SMAP's first year of observational data is providing significant surprises that will help in the modeling of climate, forecasting of weather, and monitoring of agriculture around the world.
A NASA analysis of a 2015 Texas flood is the first to document the full life cycle and impacts of a flood on both land and ocean.
All radiometer data products from NASA’s Soil Moisture Active Passive (SMAP) mission are now available at the National Snow and Ice Data Center.
SMAP is designed to measure the amount of water in the top 5 cm (2 inches) of soil, however it can also be used to estimate the sea surface salinity under normal ocean conditions and may also be used to estimate ocean wind vectors in extreme wind speed events such as tropical cyclones or hurricanes.
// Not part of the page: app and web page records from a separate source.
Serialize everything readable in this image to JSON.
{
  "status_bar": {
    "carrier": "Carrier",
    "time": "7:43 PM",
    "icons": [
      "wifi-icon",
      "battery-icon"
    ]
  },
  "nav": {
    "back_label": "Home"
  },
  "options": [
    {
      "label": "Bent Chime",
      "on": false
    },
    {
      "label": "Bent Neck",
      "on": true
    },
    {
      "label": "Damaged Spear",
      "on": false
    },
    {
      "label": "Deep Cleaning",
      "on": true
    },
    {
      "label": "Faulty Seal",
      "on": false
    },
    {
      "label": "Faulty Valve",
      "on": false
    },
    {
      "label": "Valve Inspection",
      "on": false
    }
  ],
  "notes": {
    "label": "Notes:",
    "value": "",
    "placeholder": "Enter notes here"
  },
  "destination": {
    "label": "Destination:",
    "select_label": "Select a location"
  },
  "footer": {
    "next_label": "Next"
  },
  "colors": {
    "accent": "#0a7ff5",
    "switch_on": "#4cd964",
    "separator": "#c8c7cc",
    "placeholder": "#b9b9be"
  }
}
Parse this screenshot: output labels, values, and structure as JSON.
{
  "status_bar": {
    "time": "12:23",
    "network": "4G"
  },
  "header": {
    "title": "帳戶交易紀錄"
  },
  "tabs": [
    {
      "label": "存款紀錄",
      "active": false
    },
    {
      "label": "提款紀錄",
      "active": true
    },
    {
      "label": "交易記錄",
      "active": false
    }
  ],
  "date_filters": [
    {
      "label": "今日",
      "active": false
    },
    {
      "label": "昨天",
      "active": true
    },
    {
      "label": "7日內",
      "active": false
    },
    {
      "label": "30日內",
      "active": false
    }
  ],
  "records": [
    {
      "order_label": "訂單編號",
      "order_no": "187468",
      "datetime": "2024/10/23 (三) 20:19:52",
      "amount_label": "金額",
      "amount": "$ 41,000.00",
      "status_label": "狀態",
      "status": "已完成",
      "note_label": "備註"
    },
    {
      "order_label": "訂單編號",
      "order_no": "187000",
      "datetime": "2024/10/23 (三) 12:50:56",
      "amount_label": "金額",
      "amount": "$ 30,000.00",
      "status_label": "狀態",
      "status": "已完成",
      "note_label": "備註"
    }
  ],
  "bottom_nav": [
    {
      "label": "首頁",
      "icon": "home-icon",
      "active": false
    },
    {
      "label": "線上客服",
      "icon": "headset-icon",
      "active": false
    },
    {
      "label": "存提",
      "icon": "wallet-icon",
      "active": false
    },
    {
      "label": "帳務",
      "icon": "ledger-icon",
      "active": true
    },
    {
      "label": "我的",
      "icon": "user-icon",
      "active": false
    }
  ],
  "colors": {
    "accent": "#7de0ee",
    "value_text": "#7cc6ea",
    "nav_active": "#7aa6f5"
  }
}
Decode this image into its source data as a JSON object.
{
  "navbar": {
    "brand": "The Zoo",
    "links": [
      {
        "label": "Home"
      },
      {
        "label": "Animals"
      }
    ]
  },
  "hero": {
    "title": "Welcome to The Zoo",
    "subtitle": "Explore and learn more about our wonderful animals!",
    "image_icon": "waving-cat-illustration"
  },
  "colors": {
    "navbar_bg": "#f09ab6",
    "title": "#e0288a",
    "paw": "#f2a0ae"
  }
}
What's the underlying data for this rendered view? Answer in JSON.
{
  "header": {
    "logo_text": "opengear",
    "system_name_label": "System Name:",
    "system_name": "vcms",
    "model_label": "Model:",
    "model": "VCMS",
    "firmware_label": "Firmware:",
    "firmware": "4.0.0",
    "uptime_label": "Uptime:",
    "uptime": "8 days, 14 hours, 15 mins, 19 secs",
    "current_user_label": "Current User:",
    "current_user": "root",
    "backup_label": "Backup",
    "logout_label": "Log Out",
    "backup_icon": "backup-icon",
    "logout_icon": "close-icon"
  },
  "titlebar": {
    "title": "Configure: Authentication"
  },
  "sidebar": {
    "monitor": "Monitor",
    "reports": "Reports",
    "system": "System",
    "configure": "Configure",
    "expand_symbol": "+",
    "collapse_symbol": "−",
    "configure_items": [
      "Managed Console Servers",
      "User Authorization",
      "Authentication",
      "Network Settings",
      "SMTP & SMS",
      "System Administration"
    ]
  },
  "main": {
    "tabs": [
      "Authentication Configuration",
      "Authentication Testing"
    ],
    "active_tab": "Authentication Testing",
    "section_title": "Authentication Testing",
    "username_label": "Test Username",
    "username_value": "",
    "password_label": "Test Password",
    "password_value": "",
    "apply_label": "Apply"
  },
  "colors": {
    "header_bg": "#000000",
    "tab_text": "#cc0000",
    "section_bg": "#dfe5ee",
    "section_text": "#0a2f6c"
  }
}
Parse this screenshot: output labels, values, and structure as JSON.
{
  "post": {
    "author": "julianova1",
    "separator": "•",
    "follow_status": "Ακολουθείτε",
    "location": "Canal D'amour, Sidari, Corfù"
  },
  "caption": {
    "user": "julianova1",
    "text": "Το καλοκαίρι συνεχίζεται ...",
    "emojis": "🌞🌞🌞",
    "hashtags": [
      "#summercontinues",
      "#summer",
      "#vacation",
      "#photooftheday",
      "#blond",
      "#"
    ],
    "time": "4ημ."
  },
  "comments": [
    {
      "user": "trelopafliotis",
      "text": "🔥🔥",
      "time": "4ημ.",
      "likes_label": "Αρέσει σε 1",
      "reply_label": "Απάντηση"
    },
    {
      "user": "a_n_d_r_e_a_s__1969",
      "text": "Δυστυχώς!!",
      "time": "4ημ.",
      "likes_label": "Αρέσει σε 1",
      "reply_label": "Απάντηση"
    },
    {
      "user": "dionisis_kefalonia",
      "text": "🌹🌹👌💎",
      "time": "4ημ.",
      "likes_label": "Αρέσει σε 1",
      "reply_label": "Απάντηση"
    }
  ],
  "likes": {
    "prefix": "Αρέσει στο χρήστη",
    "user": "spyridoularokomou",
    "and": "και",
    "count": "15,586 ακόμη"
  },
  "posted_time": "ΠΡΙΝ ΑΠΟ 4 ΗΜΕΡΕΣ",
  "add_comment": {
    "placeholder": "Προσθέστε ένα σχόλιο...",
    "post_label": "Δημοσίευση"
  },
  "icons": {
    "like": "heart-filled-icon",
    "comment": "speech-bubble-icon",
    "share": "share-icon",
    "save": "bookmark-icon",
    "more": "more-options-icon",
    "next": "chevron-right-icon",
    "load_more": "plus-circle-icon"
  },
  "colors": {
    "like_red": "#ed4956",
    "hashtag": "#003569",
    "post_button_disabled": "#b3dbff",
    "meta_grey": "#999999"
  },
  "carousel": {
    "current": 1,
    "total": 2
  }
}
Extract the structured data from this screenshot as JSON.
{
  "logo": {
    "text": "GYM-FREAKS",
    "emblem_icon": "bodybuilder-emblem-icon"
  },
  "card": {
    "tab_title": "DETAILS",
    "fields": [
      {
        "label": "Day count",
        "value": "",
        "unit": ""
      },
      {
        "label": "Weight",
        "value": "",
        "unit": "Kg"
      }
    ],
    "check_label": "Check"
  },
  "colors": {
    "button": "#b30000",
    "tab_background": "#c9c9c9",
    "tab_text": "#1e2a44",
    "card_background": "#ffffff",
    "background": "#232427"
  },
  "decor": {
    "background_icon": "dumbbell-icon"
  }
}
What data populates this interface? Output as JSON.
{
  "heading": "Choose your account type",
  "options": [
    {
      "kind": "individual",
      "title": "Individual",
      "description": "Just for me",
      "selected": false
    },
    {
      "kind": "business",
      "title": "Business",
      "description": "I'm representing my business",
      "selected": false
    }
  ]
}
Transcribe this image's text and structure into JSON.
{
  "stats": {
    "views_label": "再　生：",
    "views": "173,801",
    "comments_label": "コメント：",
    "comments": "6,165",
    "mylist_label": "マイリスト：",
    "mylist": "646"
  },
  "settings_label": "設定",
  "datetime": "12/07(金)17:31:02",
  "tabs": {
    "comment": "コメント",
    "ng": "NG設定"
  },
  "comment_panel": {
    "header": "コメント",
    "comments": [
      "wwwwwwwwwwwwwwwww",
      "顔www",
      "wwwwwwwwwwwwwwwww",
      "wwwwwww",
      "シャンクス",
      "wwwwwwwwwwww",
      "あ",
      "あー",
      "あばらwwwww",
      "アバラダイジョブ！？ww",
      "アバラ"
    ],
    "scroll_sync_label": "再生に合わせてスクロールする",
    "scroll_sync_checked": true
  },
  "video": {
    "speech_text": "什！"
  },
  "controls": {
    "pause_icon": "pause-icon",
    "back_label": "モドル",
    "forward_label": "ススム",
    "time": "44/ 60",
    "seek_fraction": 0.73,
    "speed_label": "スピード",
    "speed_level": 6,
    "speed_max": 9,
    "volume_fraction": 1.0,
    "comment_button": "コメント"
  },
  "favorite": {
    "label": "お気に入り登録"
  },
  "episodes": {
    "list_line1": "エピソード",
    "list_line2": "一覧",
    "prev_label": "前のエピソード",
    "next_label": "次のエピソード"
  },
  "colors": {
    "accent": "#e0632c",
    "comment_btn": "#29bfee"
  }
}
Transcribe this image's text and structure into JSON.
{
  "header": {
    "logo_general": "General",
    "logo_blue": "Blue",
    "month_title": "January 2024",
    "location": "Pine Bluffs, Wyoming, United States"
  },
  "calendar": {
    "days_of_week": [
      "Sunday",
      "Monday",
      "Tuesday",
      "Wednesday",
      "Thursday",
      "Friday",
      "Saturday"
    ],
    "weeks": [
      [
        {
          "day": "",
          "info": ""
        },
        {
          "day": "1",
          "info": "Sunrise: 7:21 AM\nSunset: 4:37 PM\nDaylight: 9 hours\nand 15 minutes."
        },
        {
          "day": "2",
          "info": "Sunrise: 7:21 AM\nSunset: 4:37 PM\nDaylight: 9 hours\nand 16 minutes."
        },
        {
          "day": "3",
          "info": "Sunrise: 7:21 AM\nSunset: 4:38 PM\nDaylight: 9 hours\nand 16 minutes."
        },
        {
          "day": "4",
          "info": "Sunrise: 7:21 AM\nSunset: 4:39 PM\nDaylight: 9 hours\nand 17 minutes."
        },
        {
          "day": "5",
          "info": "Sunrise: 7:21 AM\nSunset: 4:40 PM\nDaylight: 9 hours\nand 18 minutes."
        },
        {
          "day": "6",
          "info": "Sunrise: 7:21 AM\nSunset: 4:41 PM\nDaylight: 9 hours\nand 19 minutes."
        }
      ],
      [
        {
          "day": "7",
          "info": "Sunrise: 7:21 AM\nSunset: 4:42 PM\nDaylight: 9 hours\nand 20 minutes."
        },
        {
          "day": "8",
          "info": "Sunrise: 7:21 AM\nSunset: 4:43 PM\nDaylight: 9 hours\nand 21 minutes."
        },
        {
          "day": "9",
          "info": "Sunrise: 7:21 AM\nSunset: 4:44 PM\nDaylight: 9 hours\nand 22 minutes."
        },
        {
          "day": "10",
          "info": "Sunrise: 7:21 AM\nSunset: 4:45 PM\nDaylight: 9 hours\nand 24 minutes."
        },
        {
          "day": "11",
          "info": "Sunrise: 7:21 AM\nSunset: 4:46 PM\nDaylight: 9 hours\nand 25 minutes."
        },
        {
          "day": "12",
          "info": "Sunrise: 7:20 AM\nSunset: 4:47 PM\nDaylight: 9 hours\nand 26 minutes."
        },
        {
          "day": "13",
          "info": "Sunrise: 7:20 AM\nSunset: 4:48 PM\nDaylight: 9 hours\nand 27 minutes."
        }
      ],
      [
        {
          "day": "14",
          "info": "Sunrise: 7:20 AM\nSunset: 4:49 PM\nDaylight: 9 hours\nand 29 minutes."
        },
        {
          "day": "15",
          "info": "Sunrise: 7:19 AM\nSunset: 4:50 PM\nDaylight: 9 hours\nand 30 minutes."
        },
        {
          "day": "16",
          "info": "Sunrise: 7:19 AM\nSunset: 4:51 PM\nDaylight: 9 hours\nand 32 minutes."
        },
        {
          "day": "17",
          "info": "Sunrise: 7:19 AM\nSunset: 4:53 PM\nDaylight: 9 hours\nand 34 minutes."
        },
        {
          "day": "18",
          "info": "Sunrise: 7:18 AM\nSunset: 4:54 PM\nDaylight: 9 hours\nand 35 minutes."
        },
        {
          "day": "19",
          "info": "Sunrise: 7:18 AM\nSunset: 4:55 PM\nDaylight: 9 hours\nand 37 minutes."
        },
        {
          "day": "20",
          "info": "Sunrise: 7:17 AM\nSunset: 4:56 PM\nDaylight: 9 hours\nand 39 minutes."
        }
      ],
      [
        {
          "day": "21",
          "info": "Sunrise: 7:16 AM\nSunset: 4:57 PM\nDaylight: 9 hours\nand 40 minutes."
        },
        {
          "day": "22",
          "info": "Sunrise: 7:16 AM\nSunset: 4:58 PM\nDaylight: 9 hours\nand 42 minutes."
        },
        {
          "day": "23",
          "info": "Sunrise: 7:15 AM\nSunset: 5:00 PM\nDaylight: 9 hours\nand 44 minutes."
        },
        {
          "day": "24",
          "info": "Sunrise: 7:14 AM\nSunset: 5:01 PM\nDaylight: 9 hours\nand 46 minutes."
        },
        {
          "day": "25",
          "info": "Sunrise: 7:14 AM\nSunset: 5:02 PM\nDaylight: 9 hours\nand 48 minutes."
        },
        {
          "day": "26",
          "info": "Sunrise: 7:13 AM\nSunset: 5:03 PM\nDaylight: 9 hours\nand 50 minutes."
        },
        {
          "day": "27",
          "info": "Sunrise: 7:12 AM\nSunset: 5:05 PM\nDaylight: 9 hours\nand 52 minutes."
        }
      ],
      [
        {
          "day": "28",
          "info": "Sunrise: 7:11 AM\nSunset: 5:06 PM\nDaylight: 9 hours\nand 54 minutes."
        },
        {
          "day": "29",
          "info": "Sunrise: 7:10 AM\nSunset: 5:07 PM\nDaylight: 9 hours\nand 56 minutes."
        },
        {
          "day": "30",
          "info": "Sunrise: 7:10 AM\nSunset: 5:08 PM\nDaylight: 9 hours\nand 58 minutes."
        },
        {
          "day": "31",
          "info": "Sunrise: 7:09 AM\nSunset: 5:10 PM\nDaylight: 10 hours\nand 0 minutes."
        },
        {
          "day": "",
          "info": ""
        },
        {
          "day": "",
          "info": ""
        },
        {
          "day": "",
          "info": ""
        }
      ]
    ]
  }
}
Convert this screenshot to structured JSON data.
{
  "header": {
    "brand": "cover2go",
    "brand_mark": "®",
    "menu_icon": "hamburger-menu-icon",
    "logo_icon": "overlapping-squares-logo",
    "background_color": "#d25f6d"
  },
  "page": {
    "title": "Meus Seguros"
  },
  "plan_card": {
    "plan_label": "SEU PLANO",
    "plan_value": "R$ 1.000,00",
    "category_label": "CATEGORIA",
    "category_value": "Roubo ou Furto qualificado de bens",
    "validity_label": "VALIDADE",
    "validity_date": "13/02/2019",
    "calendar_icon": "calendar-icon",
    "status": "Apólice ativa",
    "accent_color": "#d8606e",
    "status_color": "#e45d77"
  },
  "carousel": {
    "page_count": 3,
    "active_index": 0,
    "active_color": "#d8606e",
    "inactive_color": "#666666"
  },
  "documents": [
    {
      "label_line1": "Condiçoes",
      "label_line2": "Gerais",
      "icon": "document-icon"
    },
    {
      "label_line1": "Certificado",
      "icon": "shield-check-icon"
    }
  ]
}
NASA SMAP observatory managers have determined its radar can no longer return data, but the mission continues to produce high-quality science with its radiometer instrument.